-- Exercise details --
Return every line in the entries below where the word "Factor" shows up.

Interface dataset entries:
------------------------------------

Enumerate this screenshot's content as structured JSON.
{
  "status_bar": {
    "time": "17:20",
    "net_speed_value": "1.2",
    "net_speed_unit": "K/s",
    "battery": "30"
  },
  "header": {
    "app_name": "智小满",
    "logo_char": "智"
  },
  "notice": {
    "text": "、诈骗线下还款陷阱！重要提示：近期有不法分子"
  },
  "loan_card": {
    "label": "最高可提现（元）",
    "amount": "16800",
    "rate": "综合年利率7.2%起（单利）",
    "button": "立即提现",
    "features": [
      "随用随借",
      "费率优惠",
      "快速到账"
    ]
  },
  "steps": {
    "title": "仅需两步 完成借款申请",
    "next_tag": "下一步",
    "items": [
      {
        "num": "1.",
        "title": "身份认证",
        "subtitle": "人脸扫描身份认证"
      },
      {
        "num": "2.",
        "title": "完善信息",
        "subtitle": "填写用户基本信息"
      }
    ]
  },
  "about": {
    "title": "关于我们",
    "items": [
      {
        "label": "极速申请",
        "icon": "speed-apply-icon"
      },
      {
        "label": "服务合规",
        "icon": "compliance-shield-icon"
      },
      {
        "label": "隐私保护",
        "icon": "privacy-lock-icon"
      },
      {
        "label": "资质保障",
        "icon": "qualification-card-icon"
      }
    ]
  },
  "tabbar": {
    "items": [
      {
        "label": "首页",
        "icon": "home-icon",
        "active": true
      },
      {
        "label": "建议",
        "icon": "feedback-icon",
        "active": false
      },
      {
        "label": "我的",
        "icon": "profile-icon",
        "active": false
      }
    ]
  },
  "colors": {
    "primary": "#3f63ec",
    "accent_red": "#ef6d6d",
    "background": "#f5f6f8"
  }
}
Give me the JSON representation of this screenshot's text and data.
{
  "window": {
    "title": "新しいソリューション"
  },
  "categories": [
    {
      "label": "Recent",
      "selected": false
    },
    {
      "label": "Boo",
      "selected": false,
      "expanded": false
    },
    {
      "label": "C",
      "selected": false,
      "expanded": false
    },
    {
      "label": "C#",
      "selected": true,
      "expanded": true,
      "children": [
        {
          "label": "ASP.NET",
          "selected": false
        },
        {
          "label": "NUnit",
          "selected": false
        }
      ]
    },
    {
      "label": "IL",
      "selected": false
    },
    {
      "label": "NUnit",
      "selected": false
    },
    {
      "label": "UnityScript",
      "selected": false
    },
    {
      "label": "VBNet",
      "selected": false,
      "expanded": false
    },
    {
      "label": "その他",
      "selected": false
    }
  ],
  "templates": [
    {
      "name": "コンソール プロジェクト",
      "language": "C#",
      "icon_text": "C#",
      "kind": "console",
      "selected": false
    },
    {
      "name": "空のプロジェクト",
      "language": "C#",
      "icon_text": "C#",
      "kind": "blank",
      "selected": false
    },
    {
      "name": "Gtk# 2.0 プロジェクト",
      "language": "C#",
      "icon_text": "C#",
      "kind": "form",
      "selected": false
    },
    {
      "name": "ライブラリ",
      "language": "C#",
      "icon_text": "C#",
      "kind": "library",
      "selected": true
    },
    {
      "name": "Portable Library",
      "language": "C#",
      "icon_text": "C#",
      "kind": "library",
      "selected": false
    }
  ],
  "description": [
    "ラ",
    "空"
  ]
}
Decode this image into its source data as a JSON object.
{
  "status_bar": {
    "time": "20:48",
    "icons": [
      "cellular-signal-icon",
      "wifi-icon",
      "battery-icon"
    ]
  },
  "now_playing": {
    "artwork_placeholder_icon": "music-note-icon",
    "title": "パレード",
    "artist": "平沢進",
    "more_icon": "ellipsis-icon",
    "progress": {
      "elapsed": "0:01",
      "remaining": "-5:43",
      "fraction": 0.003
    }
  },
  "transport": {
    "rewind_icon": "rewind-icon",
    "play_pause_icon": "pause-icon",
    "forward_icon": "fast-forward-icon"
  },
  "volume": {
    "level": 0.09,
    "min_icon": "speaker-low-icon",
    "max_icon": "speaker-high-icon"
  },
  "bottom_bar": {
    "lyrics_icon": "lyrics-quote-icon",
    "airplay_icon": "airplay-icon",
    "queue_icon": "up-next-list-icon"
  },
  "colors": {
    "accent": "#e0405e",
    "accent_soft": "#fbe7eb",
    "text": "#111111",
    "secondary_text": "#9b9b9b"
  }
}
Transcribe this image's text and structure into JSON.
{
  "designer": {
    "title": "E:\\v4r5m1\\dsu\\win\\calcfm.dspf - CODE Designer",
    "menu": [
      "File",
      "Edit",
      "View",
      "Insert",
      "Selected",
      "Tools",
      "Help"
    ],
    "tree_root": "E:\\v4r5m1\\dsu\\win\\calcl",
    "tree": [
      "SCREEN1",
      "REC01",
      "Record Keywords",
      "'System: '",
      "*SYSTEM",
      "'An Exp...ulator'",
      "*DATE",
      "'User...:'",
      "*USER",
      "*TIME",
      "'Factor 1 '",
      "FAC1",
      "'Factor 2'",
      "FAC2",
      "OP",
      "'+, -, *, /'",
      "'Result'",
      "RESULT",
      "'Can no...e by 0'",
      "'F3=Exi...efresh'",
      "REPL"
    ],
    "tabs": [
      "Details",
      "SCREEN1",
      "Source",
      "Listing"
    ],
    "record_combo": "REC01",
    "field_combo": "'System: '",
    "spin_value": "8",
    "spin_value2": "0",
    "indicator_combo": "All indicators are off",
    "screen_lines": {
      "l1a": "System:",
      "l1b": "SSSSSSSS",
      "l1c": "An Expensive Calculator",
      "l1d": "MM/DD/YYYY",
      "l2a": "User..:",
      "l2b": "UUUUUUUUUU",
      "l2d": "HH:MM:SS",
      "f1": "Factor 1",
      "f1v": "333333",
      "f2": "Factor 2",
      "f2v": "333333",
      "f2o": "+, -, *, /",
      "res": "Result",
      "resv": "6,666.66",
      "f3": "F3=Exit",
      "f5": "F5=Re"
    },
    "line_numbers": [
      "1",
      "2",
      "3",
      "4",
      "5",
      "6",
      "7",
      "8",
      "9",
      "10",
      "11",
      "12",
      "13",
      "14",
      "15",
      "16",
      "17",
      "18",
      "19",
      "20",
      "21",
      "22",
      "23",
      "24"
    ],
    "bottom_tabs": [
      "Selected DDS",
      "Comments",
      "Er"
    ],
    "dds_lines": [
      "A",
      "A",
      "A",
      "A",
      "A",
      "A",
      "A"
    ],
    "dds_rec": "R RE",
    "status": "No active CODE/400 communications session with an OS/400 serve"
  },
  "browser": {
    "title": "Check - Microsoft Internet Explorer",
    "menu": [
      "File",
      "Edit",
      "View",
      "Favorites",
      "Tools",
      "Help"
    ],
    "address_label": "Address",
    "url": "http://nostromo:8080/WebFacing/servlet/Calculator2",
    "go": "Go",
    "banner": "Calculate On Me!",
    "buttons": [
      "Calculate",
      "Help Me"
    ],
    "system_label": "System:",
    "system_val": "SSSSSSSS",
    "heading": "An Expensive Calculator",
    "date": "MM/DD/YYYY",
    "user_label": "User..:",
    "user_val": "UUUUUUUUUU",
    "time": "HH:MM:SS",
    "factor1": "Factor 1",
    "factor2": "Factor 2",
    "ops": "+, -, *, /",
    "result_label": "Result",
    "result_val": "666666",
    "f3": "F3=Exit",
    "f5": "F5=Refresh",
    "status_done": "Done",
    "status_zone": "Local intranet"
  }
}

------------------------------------

-- Answer to this task --
      "'Factor 1 '",
      "'Factor 2'",
      "f1": "Factor 1",
      "f2": "Factor 2",
    "factor1": "Factor 1",
    "factor2": "Factor 2",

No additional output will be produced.